DATA FOR REVIEW
==============================
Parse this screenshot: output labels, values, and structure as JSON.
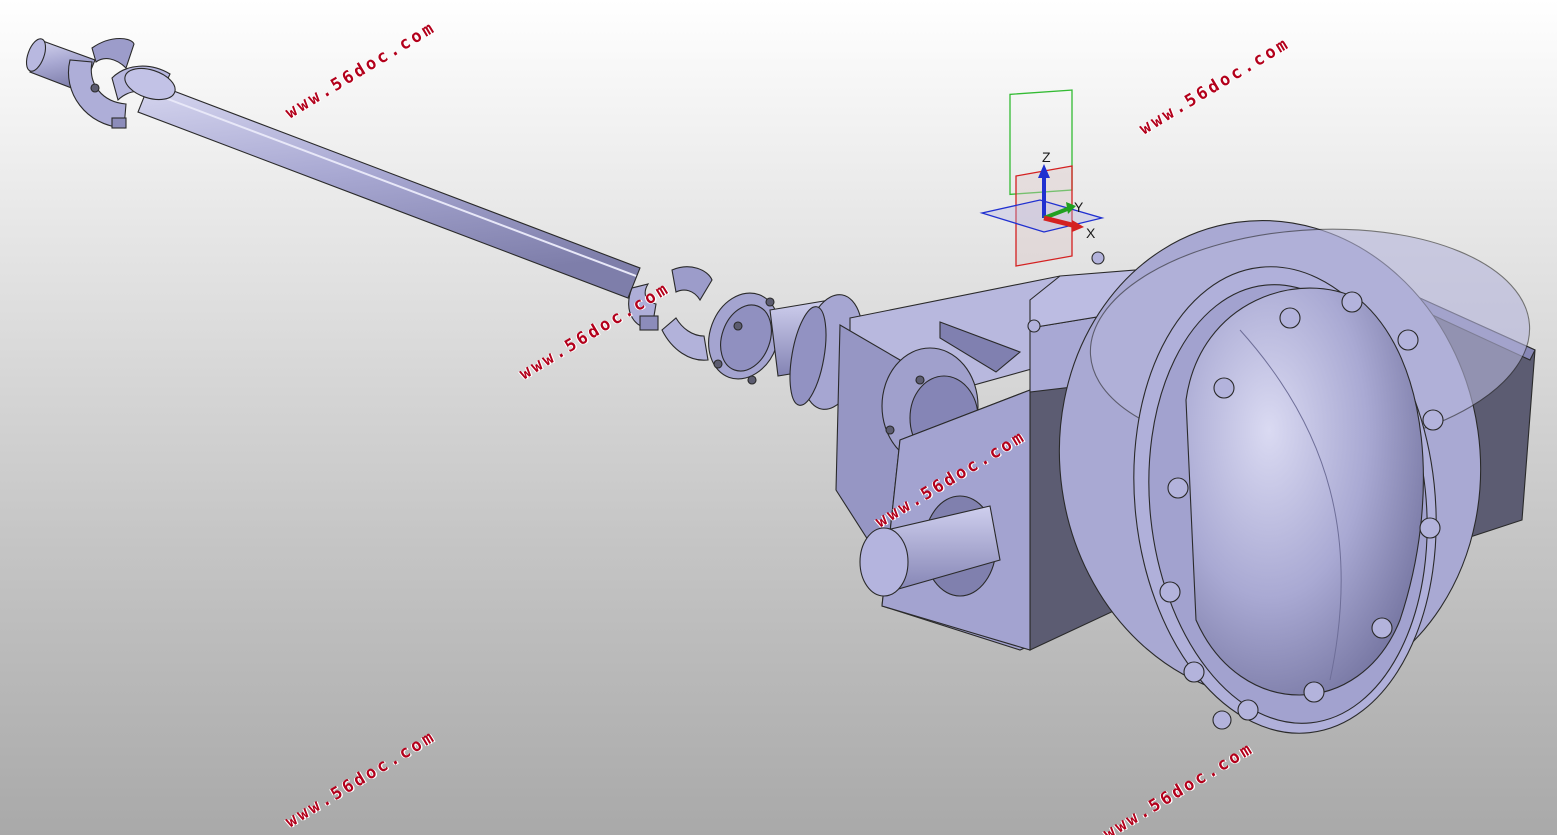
{
  "viewport": {
    "background": [
      "#ffffff",
      "#c5c5c5",
      "#a9a9a9"
    ],
    "part_color": "#aaaad4",
    "part_shadow": "#5c5c70",
    "edge_color": "#2a2a2a"
  },
  "compass": {
    "x_label": "X",
    "y_label": "Y",
    "z_label": "Z",
    "x_color": "#d4202a",
    "y_color": "#20a020",
    "z_color": "#2030d0"
  },
  "watermarks": [
    {
      "text": "www.56doc.com"
    },
    {
      "text": "www.56doc.com"
    },
    {
      "text": "www.56doc.com"
    },
    {
      "text": "www.56doc.com"
    },
    {
      "text": "www.56doc.com"
    },
    {
      "text": "www.56doc.com"
    }
  ]
}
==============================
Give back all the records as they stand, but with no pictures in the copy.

RESULT
Parse this screenshot: output labels, values, and structure as JSON.
{
  "viewport": {
    "background": [
      "#ffffff",
      "#c5c5c5",
      "#a9a9a9"
    ],
    "part_color": "#aaaad4",
    "part_shadow": "#5c5c70",
    "edge_color": "#2a2a2a"
  },
  "compass": {
    "x_label": "X",
    "y_label": "Y",
    "z_label": "Z",
    "x_color": "#d4202a",
    "y_color": "#20a020",
    "z_color": "#2030d0"
  },
  "watermarks": [
    {
      "text": "www.56doc.com"
    },
    {
      "text": "www.56doc.com"
    },
    {
      "text": "www.56doc.com"
    },
    {
      "text": "www.56doc.com"
    },
    {
      "text": "www.56doc.com"
    },
    {
      "text": "www.56doc.com"
    }
  ]
}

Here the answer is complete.